Much of tools and processes that led to the success of my transition to remote work were already in place before the pandemic. I use ArcGIS Pro as my go-to GIS desktop application for managing our limited cloud GIS data, QGIS for my daily-driver for enterprise GIS editing, and our web applications not managed via ArcGIS Online are hosted and deployed using Netlify. All of the tools to manage these applications can be installed on any modern laptop, though it does help to have a dedicated graphics card for certain GIS workflows. And thanks to the open licenses of QGIS, VS Code, netlify-cli, etc. (and the cloud-based licensing of ArcGIS Pro) there was no need for me to mess with usb-key dongles or deactivating desktop licenses.
Photo of my home office with the original laptop setup.
As for the database to house our enterprise GIS data, I had recently migrated 90% of our this data from shapefiles to a PostgreSQL database. To access this data remotely without a VPN or by opening up ports on our server, I simply created a backup from the existing Postgres database via pgAdmin. Since both Postgres and PostGIS use an open license, I was able to install these on my laptop and restore this backup without issue. This whole process was seamless and I was up and running in my new home office in less than a day. I did refrain from performing many edits to the data in the Postgres backup during this initial phase. Still, for daily tasks involving analysis and map-making this setup worked out quite well.
A few months into the lockdown my employer provided me with a new laptop and a VPN connection, so I am back to using the main enterprise database with the full editing ability via QGIS while remote. Accessing Postgres via the VPN connection is not ideal, but the editing lag time is tolerable.

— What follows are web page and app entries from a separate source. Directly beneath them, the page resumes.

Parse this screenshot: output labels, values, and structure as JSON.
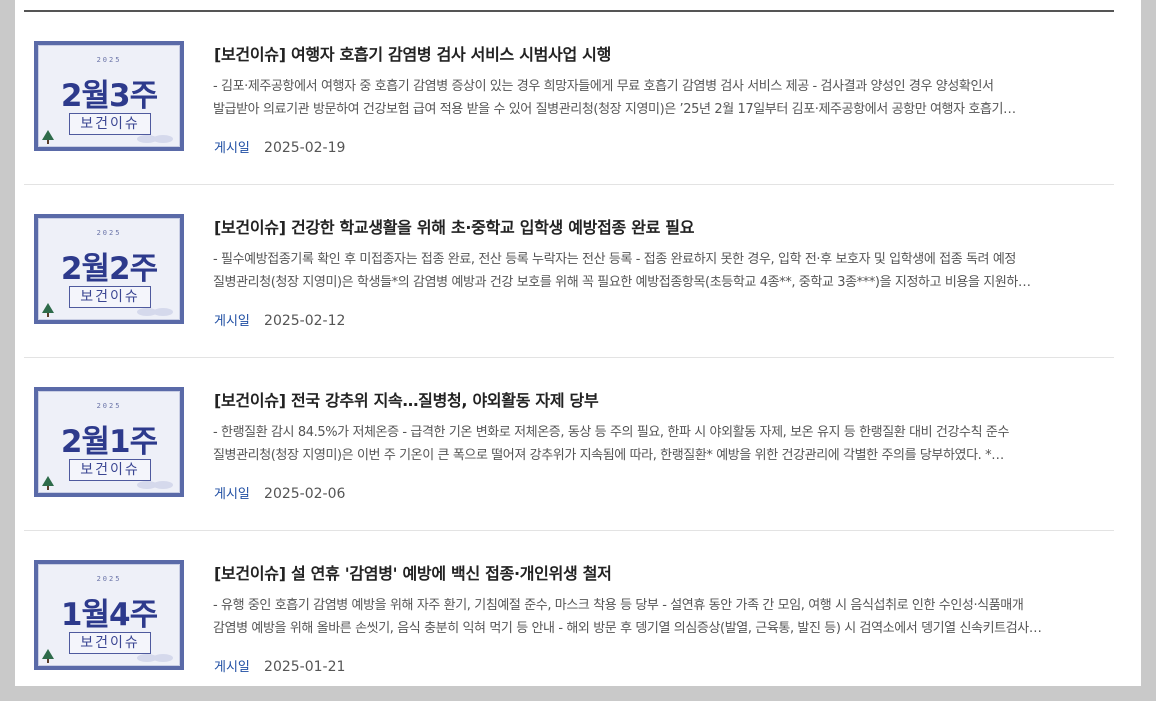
{
  "colors": {
    "background": "#c9c9c9",
    "panel": "#ffffff",
    "title": "#222222",
    "text": "#555555",
    "meta_label": "#1f4ea3",
    "thumb_frame": "#5a6aa8",
    "thumb_accent": "#2d3a8c"
  },
  "posts": [
    {
      "thumb": {
        "year": "2025",
        "week": "2월3주",
        "tag": "보건이슈"
      },
      "title": "[보건이슈] 여행자 호흡기 감염병 검사 서비스 시범사업 시행",
      "summary_line1": " - 김포·제주공항에서 여행자 중 호흡기 감염병 증상이 있는 경우 희망자들에게 무료 호흡기 감염병 검사 서비스 제공 - 검사결과 양성인 경우 양성확인서",
      "summary_line2": "발급받아 의료기관 방문하여 건강보험 급여 적용 받을 수 있어   질병관리청(청장 지영미)은 ’25년 2월 17일부터 김포·제주공항에서 공항만 여행자 호흡기…",
      "date_label": "게시일",
      "date": "2025-02-19"
    },
    {
      "thumb": {
        "year": "2025",
        "week": "2월2주",
        "tag": "보건이슈"
      },
      "title": "[보건이슈] 건강한 학교생활을 위해 초·중학교 입학생 예방접종 완료 필요",
      "summary_line1": "- 필수예방접종기록 확인 후 미접종자는 접종 완료, 전산 등록 누락자는 전산 등록 - 접종 완료하지 못한 경우, 입학 전·후 보호자 및 입학생에 접종 독려 예정",
      "summary_line2": "질병관리청(청장 지영미)은 학생들*의 감염병 예방과 건강 보호를 위해 꼭 필요한 예방접종항목(초등학교 4종**, 중학교 3종***)을 지정하고 비용을 지원하…",
      "date_label": "게시일",
      "date": "2025-02-12"
    },
    {
      "thumb": {
        "year": "2025",
        "week": "2월1주",
        "tag": "보건이슈"
      },
      "title": "[보건이슈] 전국 강추위 지속…질병청, 야외활동 자제 당부",
      "summary_line1": " - 한랭질환 감시 84.5%가 저체온증 - 급격한 기온 변화로 저체온증, 동상 등 주의 필요, 한파 시 야외활동 자제, 보온 유지 등 한랭질환 대비 건강수칙 준수",
      "summary_line2": "질병관리청(청장 지영미)은 이번 주 기온이 큰 폭으로 떨어져 강추위가 지속됨에 따라, 한랭질환* 예방을 위한 건강관리에 각별한 주의를 당부하였다.   *…",
      "date_label": "게시일",
      "date": "2025-02-06"
    },
    {
      "thumb": {
        "year": "2025",
        "week": "1월4주",
        "tag": "보건이슈"
      },
      "title": "[보건이슈] 설 연휴 '감염병' 예방에 백신 접종·개인위생 철저",
      "summary_line1": " - 유행 중인 호흡기 감염병 예방을 위해 자주 환기, 기침예절 준수, 마스크 착용 등 당부 - 설연휴 동안 가족 간 모임, 여행 시 음식섭취로 인한 수인성·식품매개",
      "summary_line2": "감염병 예방을 위해 올바른 손씻기, 음식 충분히 익혀 먹기 등 안내 - 해외 방문 후 뎅기열 의심증상(발열, 근육통, 발진 등) 시 검역소에서 뎅기열 신속키트검사…",
      "date_label": "게시일",
      "date": "2025-01-21"
    }
  ]
}
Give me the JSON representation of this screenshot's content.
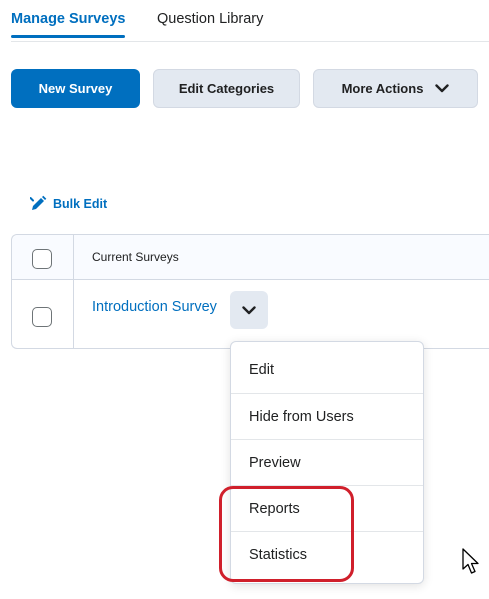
{
  "tabs": [
    {
      "label": "Manage Surveys"
    },
    {
      "label": "Question Library"
    }
  ],
  "toolbar": {
    "new_survey": "New Survey",
    "edit_categories": "Edit Categories",
    "more_actions": "More Actions"
  },
  "bulk_edit": "Bulk Edit",
  "table": {
    "header": "Current Surveys",
    "rows": [
      {
        "title": "Introduction Survey"
      }
    ]
  },
  "context_menu": {
    "items": [
      {
        "label": "Edit"
      },
      {
        "label": "Hide from Users"
      },
      {
        "label": "Preview"
      },
      {
        "label": "Reports"
      },
      {
        "label": "Statistics"
      }
    ]
  },
  "colors": {
    "primary": "#006fbf",
    "highlight": "#d01f2b",
    "secondary_bg": "#e3e9f1"
  },
  "icons": {
    "bulk_edit": "pencil-icon",
    "chevron": "chevron-down-icon",
    "cursor": "mouse-pointer-icon"
  }
}
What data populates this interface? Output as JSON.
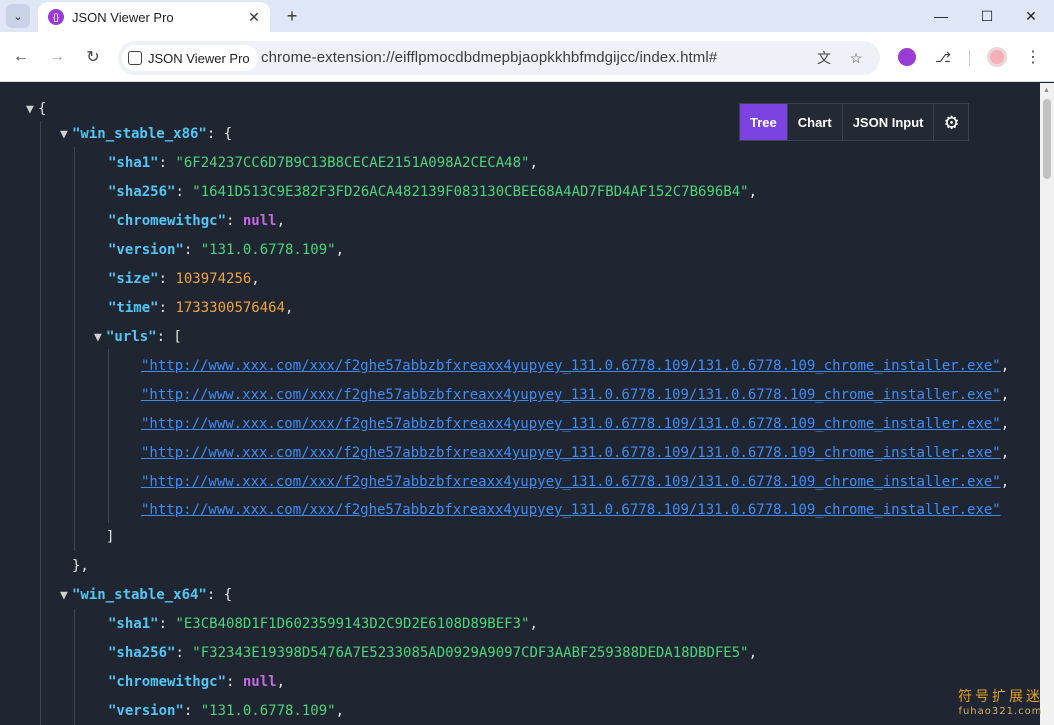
{
  "browser": {
    "tab_title": "JSON Viewer Pro",
    "site_chip": "JSON Viewer Pro",
    "url": "chrome-extension://eifflpmocdbdmepbjaopkkhbfmdgijcc/index.html#"
  },
  "viewer": {
    "tabs": [
      "Tree",
      "Chart",
      "JSON Input"
    ],
    "active_tab": "Tree"
  },
  "json": {
    "root_open": "{",
    "x86": {
      "key": "\"win_stable_x86\"",
      "sha1": "\"6F24237CC6D7B9C13B8CECAE2151A098A2CECA48\"",
      "sha256": "\"1641D513C9E382F3FD26ACA482139F083130CBEE68A4AD7FBD4AF152C7B696B4\"",
      "chromewithgc": "null",
      "version": "\"131.0.6778.109\"",
      "size": "103974256",
      "time": "1733300576464",
      "urls": [
        "\"http://www.xxx.com/xxx/f2ghe57abbzbfxreaxx4yupyey_131.0.6778.109/131.0.6778.109_chrome_installer.exe\"",
        "\"http://www.xxx.com/xxx/f2ghe57abbzbfxreaxx4yupyey_131.0.6778.109/131.0.6778.109_chrome_installer.exe\"",
        "\"http://www.xxx.com/xxx/f2ghe57abbzbfxreaxx4yupyey_131.0.6778.109/131.0.6778.109_chrome_installer.exe\"",
        "\"http://www.xxx.com/xxx/f2ghe57abbzbfxreaxx4yupyey_131.0.6778.109/131.0.6778.109_chrome_installer.exe\"",
        "\"http://www.xxx.com/xxx/f2ghe57abbzbfxreaxx4yupyey_131.0.6778.109/131.0.6778.109_chrome_installer.exe\"",
        "\"http://www.xxx.com/xxx/f2ghe57abbzbfxreaxx4yupyey_131.0.6778.109/131.0.6778.109_chrome_installer.exe\""
      ]
    },
    "x64": {
      "key": "\"win_stable_x64\"",
      "sha1": "\"E3CB408D1F1D6023599143D2C9D2E6108D89BEF3\"",
      "sha256": "\"F32343E19398D5476A7E5233085AD0929A9097CDF3AABF259388DEDA18DBDFE5\"",
      "chromewithgc": "null",
      "version": "\"131.0.6778.109\""
    },
    "keys": {
      "sha1": "\"sha1\"",
      "sha256": "\"sha256\"",
      "chromewithgc": "\"chromewithgc\"",
      "version": "\"version\"",
      "size": "\"size\"",
      "time": "\"time\"",
      "urls": "\"urls\""
    }
  },
  "watermark": {
    "line1": "符号扩展迷",
    "line2": "fuhao321.com"
  },
  "colors": {
    "background": "#1f2631",
    "key": "#52c7f5",
    "string": "#4ad57b",
    "number": "#f0a33a",
    "null": "#c36be3",
    "link": "#3f8cf5",
    "active_tab": "#7b44e0"
  }
}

If there is one area where this whole approach falls short it is with the local editing of data hosted in ArcGIS Online via ArcGIS Pro. This is not due to working remotely; rather it is due to the shortcomings of using a feature service as an authoritative data store. While I plan to deploy “Enterprise” at some point in the future, for the moment ArcGIS Online will have to do.
For those wanting a deeper dive into the software and tools in my toolkit, here is a list of the main hardware and software components I have used throughout my remote work journey.
Personal Laptop (Used for ~ 2 months)
- Lenovo Yoga 14 with Windows 10
- NVIDIA 940M, 8GB Ram, Intel i5-6200U @ 2.3 GHz
- 256 GB SSD (OS) 256 GB m.2 SSD (Data Drive)
Work Provided Laptop (a step up)
- Dell XPS 15 with Windows 10
- NVIDIA GTX 1650, 32GB RAM, i9-9980HK @2.4 GHz, 1 TB SSD
5 TB USB 3.0 External (Project files copied from the office)
- No longer in use now that I have the VPN connection
LG 24” LCD TV (External Monitor - Personal)
Desktop GIS Software
- ArcGIS Pro (Latest)
- PostgreSQL 11/PostGIS 3
npm install -g live-server mapshaper netlify-cli vtile agol-cache
- QGIS 3.10
- VS Code
Desktop Misc Software
- ArcGIS Online
- Lenovo M93P Tiny running Ubuntu 20.04
- Chromecast Audio
- Samsung SMT-320 Tablet running Lineage OS
- Speaker from thrift store
- Plex hosted on the Lenovo M93P
- TuneIn Radio
The only thing that’s missing from my hardware setup is a standing desk and an awesome map to hang on my wall. Suggestions welcome!